Jeffrey P. Freidberg was head of the Nuclear Science and Engineering Department at Massachusetts Institute of Technology from 1997 to 2003, he is Professor of Nuclear Science and Engineering at MIT, a collaborator at NYU's Courant Institute of Mathematical Sciences. He retired as associate director of MIT Plasma Science and Fusion Center and from his academic duties in 2011, he remained involved in the research activities of the PSFC Theory Group and wrote a new textbook on magnetohydrodynamics theory called Ideal MHD, published in 2014. He is author of a book titled Plasma Physics and Fusion Energy first published in 2007, based on a series of course notes from MIT graduate courses on plasma physics and fusion energy, he attended the Polytechnic Institute of Brooklyn earning a B. S. in electrical engineering in 1961, a M. S. in electrophysics in 1962 and a Ph. D. in electrophysics in 1964

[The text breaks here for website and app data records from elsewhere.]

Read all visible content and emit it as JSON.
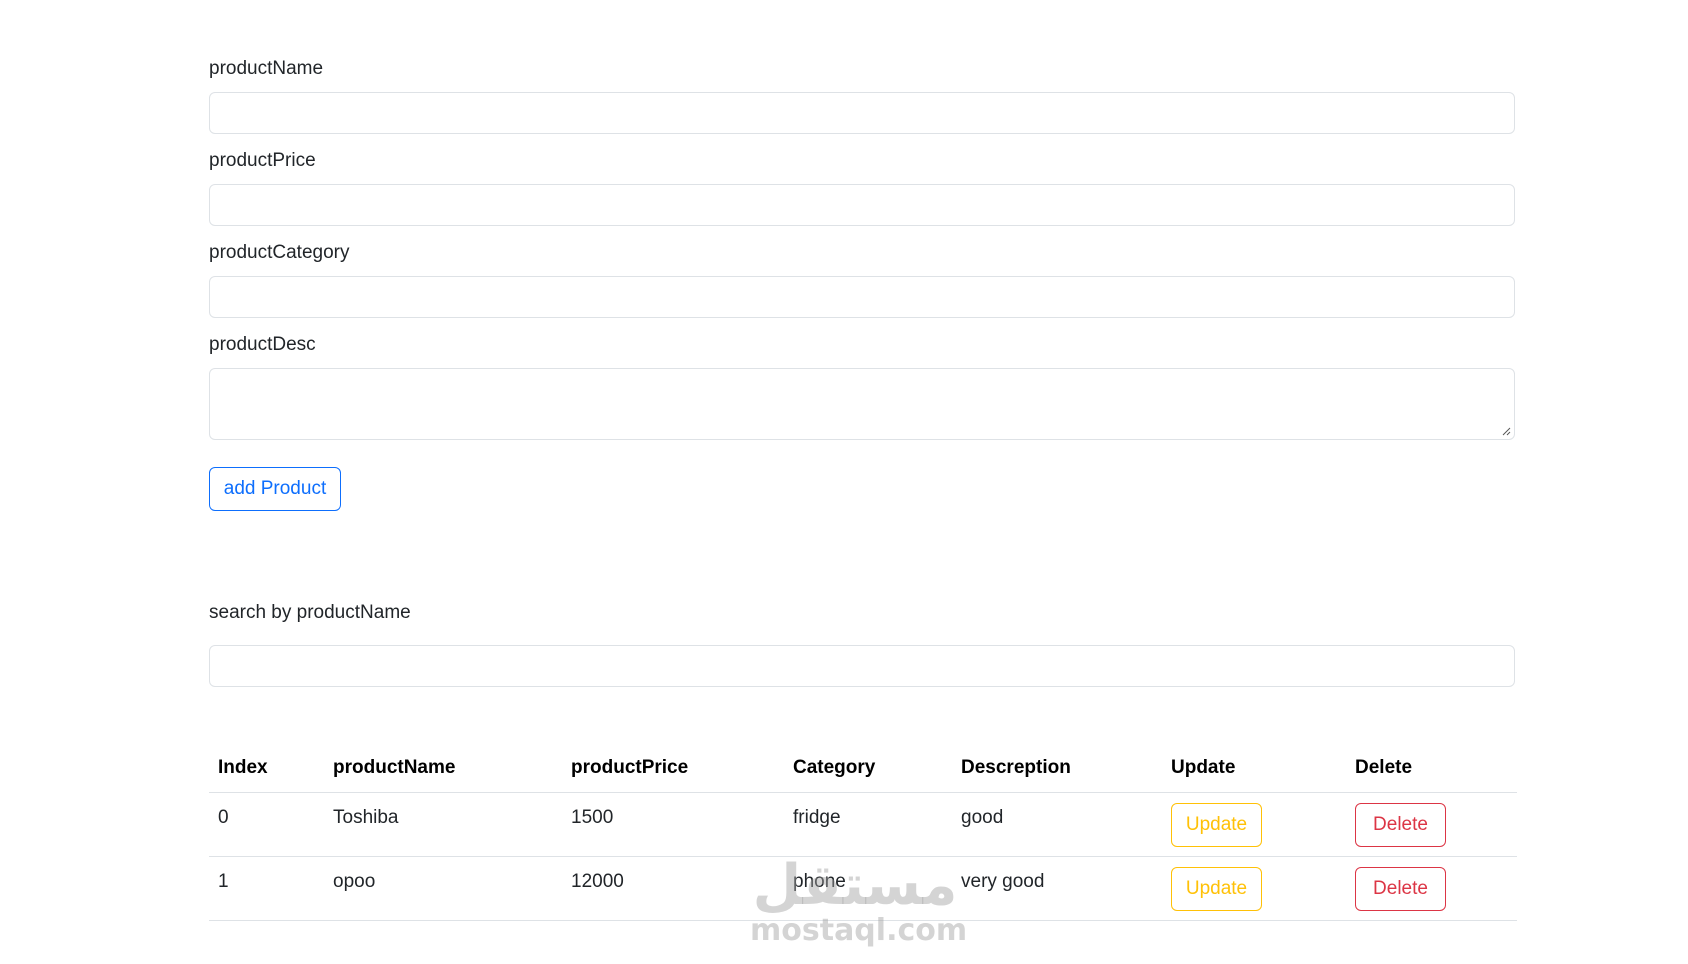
{
  "form": {
    "name_label": "productName",
    "price_label": "productPrice",
    "category_label": "productCategory",
    "desc_label": "productDesc",
    "name_value": "",
    "price_value": "",
    "category_value": "",
    "desc_value": "",
    "add_button_label": "add Product"
  },
  "search": {
    "label": "search by productName",
    "value": ""
  },
  "table": {
    "headers": [
      "Index",
      "productName",
      "productPrice",
      "Category",
      "Descreption",
      "Update",
      "Delete"
    ],
    "rows": [
      {
        "index": "0",
        "name": "Toshiba",
        "price": "1500",
        "category": "fridge",
        "desc": "good",
        "update_label": "Update",
        "delete_label": "Delete"
      },
      {
        "index": "1",
        "name": "opoo",
        "price": "12000",
        "category": "phone",
        "desc": "very good",
        "update_label": "Update",
        "delete_label": "Delete"
      }
    ]
  },
  "watermark": {
    "arabic": "مستقل",
    "latin": "mostaql.com"
  },
  "colors": {
    "primary": "#0d6efd",
    "warning": "#ffc107",
    "danger": "#dc3545",
    "border": "#dee2e6"
  }
}
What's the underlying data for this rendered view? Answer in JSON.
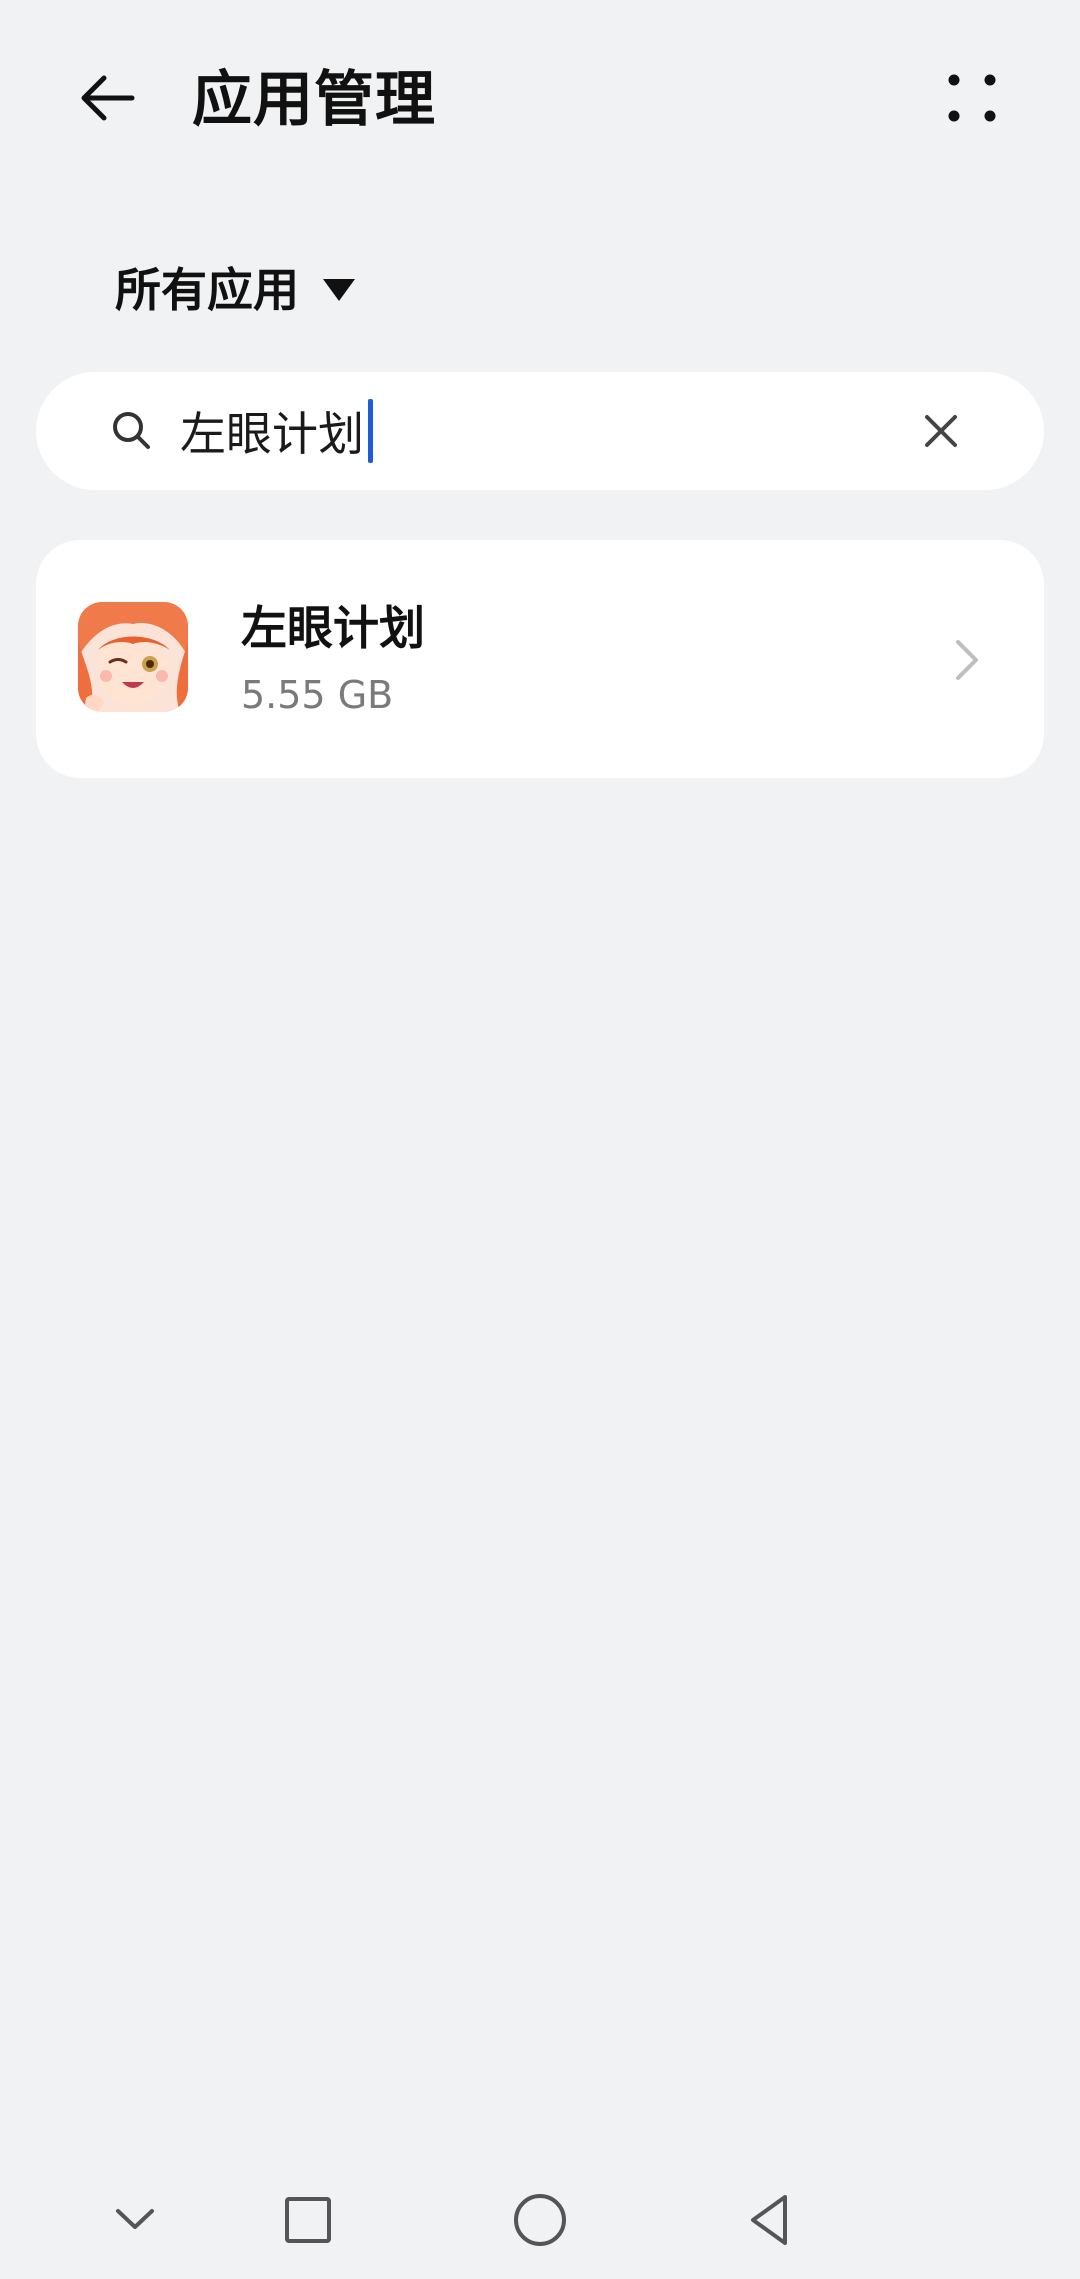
{
  "header": {
    "title": "应用管理",
    "back_icon": "arrow-left-icon",
    "more_icon": "more-dots-icon"
  },
  "filter": {
    "label": "所有应用",
    "caret_icon": "caret-down-icon"
  },
  "search": {
    "value": "左眼计划",
    "search_icon": "search-icon",
    "clear_icon": "close-icon",
    "caret_color": "#1e5bd6"
  },
  "apps": [
    {
      "name": "左眼计划",
      "size": "5.55 GB",
      "icon": "app-avatar-icon",
      "chevron": "chevron-right-icon"
    }
  ],
  "navbar": {
    "items": [
      "chevron-down-icon",
      "square-icon",
      "circle-icon",
      "triangle-back-icon"
    ]
  },
  "colors": {
    "background": "#f1f2f4",
    "surface": "#ffffff",
    "accent": "#1e5bd6",
    "secondary_text": "#7a7a7a"
  }
}
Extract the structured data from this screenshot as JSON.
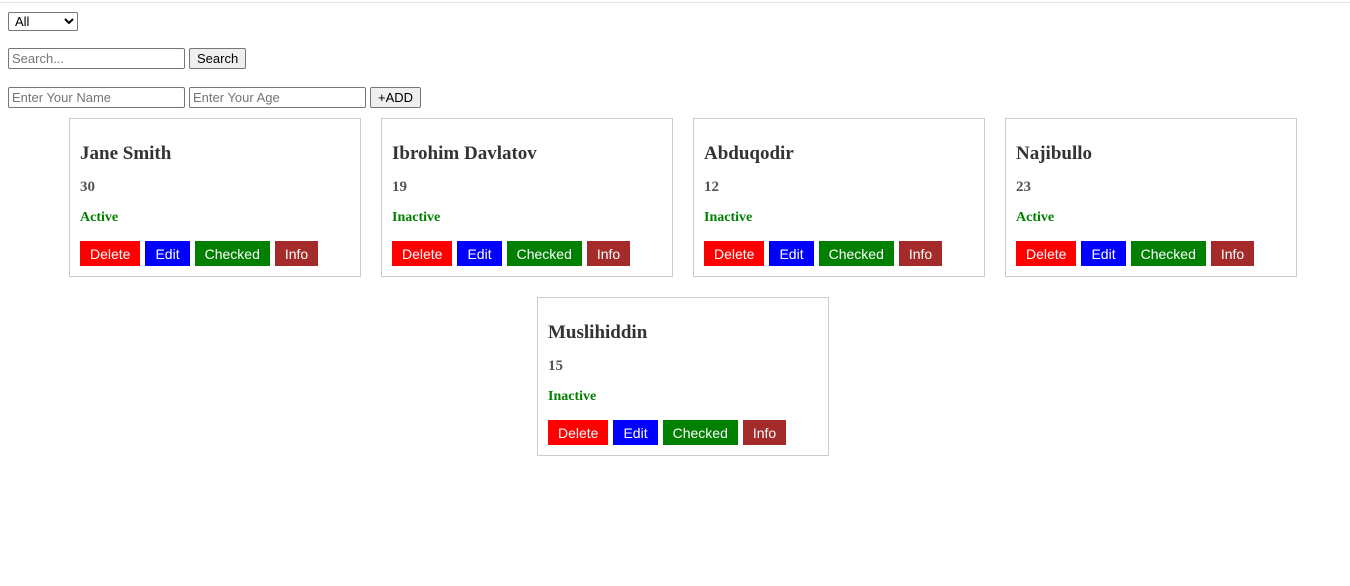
{
  "filter": {
    "selected": "All"
  },
  "search": {
    "placeholder": "Search...",
    "button_label": "Search"
  },
  "add_form": {
    "name_placeholder": "Enter Your Name",
    "age_placeholder": "Enter Your Age",
    "add_label": "+ADD"
  },
  "action_labels": {
    "delete": "Delete",
    "edit": "Edit",
    "checked": "Checked",
    "info": "Info"
  },
  "colors": {
    "delete": "#ff0000",
    "edit": "#0000ff",
    "checked": "#008000",
    "info": "#a52a2a",
    "status": "#008000"
  },
  "cards": [
    {
      "name": "Jane Smith",
      "age": "30",
      "status": "Active"
    },
    {
      "name": "Ibrohim Davlatov",
      "age": "19",
      "status": "Inactive"
    },
    {
      "name": "Abduqodir",
      "age": "12",
      "status": "Inactive"
    },
    {
      "name": "Najibullo",
      "age": "23",
      "status": "Active"
    },
    {
      "name": "Muslihiddin",
      "age": "15",
      "status": "Inactive"
    }
  ]
}
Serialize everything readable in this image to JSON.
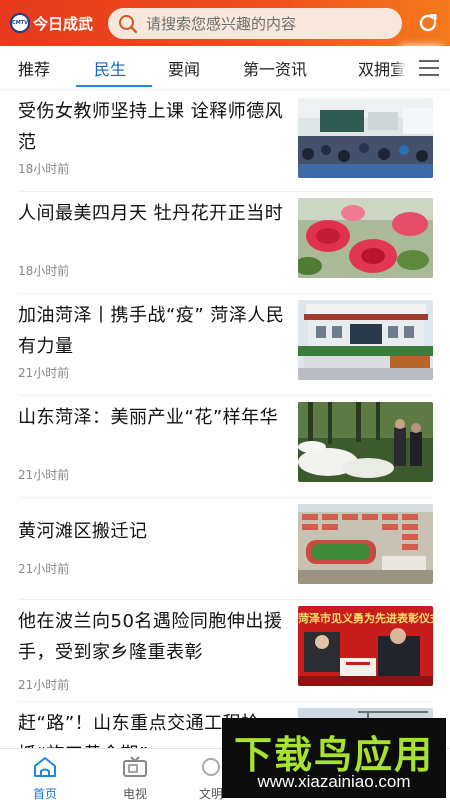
{
  "header": {
    "logo_badge": "CMTV",
    "logo_text": "今日成武",
    "search_placeholder": "请搜索您感兴趣的内容",
    "brand_color": "#e94a1f"
  },
  "tabs": [
    {
      "label": "推荐",
      "active": false
    },
    {
      "label": "民生",
      "active": true
    },
    {
      "label": "要闻",
      "active": false
    },
    {
      "label": "第一资讯",
      "active": false
    },
    {
      "label": "双拥宣",
      "active": false
    }
  ],
  "news": [
    {
      "title": "受伤女教师坚持上课 诠释师德风范",
      "time": "18小时前",
      "image": "classroom"
    },
    {
      "title": "人间最美四月天 牡丹花开正当时",
      "time": "18小时前",
      "image": "peony"
    },
    {
      "title": "加油菏泽丨携手战“疫” 菏泽人民有力量",
      "time": "21小时前",
      "image": "building"
    },
    {
      "title": "山东菏泽：美丽产业“花”样年华",
      "time": "21小时前",
      "image": "flower-field"
    },
    {
      "title": "黄河滩区搬迁记",
      "time": "21小时前",
      "image": "aerial-village"
    },
    {
      "title": "他在波兰向50名遇险同胞伸出援手，受到家乡隆重表彰",
      "time": "21小时前",
      "image": "ceremony",
      "thumb_text": "菏泽市见义勇为先进表彰仪式"
    },
    {
      "title": "赶“路”！山东重点交通工程抢抓“施工黄金期”",
      "time": "",
      "image": "construction"
    }
  ],
  "bottom_nav": [
    {
      "label": "首页",
      "icon": "home-icon",
      "active": true
    },
    {
      "label": "电视",
      "icon": "tv-icon",
      "active": false
    },
    {
      "label": "文明",
      "icon": "civilization-icon",
      "active": false
    }
  ],
  "watermark": {
    "title": "下载鸟应用",
    "url": "www.xiazainiao.com"
  }
}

Frank Bosworth Brandegee was a United States Representative and Senator from Connecticut. Frank Brandegee was born in New London, Connecticut July 8, 1864, he was the son of Augustus Brandegee, who served in the United States House. He graduated from New London's Bulkeley High School in 1881, he completed his degree at Yale College in 1885, where he was a member of Bones. He studied law, was admitted to the bar in 1888 and practiced in New London. A Republican, in 1888 Brandegee served in the Connecticut House of Representatives, was New London's Corporation Counsel from 1889 to 1893 and 1894 to 1897, he served as Speaker. He served again as New London's Corporation Counsel from 1901 to 1902 when he resigned because he had been elected to Congress. Brandegee was elected as a Republican to the Fifty-seventh Congress to fill the vacancy caused by the death of Charles A. Russell, he was reelected to the Fifty-eighth and Fifty-ninth Congresses and served from November 4, 1902, until May 10, 1905, when he resigned.
Brandegee was a delegate to several state and national Republican conventions, was chairman of the Connecticut Republican Party's 1904 state convention. Brandegee resigned from the House to accept election to the U. S. Senate, filling the vacancy caused by the death of Orville H. Platt, he was reelected in 1908, 1914, 1920, served from May 10, 1905, until his death. A staunch "Old Guard" conservative, Brandegee opposed women's suffrage, America's participation in the League of Nations, most other measures of the time that were considered liberal or progressive. In 1920 Brandegee was one of the chief promoters of Warren G. Harding for President. In the Senate he was Chairman of the following committees: Interoceanic Canals. Brandegee was President pro tempore during several sessions of the Senate in the Sixty-second Congress. Brandegee never had no children, he committed suicide in Washington, D. C. on October 14, 1924, inhaling fumes from a gas light in a used bathroom on the third floor of his home.
According to published accounts, he was in ill health and had lost most of his fortune through bad investments. Press reports at the time indicated that he left his chauffeur a suicide note and $100, with another $100 for two other household servants, he was interred at Cedar Grove Cemetery in New London. List of United States Congress members who died in office United States Congress. "Frank B. Brandegee". Biographical Directory of the United States Congress. Frank B. Brandegee at Find a Grave Frank Brandegee at The Political Graveyard U. S. Government Printing Office, Frank B. Brandegee: Memorial Addresses Delivered in the Senate and House of Representatives, 1925